Ace, BJ's, and QVC all tied for the top spot out of the 48 retailers included in this year's ratings, each earning a score of 81% and coming in 8th place overall out of 331 companies across 20 industries. Five other retailers received scores that put them in the top 10% of companies for the entire Ratings: Sam's Club, O'Reilly Auto Parts, True Value, Amazon.com, and Dollar Tree.

Every business should strive for excellent customer service at all times, but there are some takeaways to be learned from the Temkins Survey and others like it that should help guide a customer service culture.

First, the survey participants are not in your store when they’re taking the questionnaire. They’re basing their responses on memory and feeling. It could be that the respondent is a long time shoppers or they may have been into your store once with their aunt from Minnesota. Sign up for a few survey sites, like YouGov or OpinionOutpost to get a sense of how most online opinion surveys work.

Below is a screenshot from a YouGov survey.

Metrics for the Temkins survey included: success (can you do what you want to do?), effort (how easy is it to work with the company?), and emotion (how do you feel about the interactions?).

Now, put on your customer hat for a moment and think about a business you recently visited: could you recall the emotion and effort required for the visit? How would you respond to broad, esoteric questions about your experience?

The point is, customer service isn’t built for standardized testing. Surveys are nice, but it’s impossible to play to the result. What matters is the feeling your customer is left with, and companies that score highly on these sorts of customer surveys are the ones who invest in a culture that treats the customer like a delicate gift.

Reams of articles have been written about building a customer service oriented culture for your business, and many have catchy phrasings or gimmicky devices to help remember the tenets.

But the best advice is the simplest.

Customer service starts at the top.

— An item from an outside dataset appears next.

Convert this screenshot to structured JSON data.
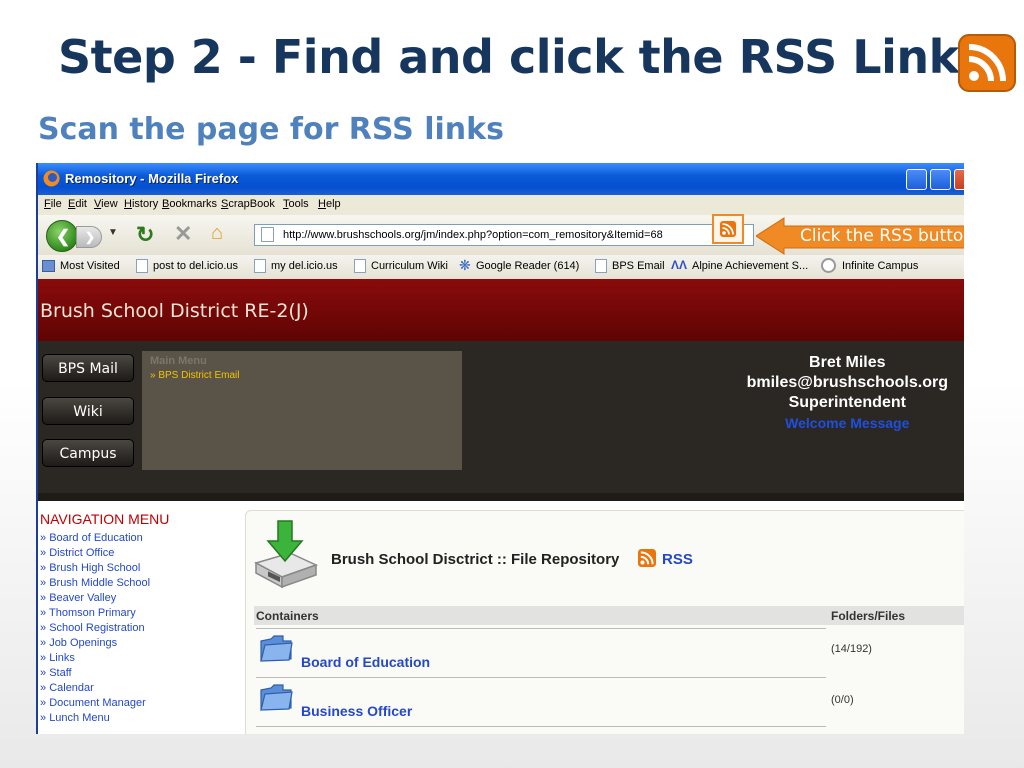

Executives and managers should provide the proper resources to make sure their operations run efficiently and allow for sometimes time-consuming customer service requests, and they should treat their employees as if they were the customer, says Shep Hyken, a customer service consultant who runs an advice blog for businesses

Yes! Now what’s your question? Is the mantra espoused by Micah Solomon, a customer service evangelist writing in Forbes.

If you can orient your company to search for opportunities to serve customers, even before you know exactly what those customers are asking for, you’re going to do great.  I call this a “culture of yes”: an expectation that you will succeed in getting the customer what she wants, regardless of the request.

So if you’re looking to take away insight from news on customer service surveys, make sure to look at the big picture. The customers who are answering these questionnaires are not your most passionate, nor your most positive or negative. And when they’re asked to respond to a question about your customer service they’re going to tap into a fuzzy picture about their last visit and recall a feeling about how put together were your aisles, did your line move quickly, did they find what they needed efficiently and easily.

You can help your results by doing the little things and the big things with care, and making sure to treat everyone from your employees to your infrequent guests like they’re doing you a favor by being there.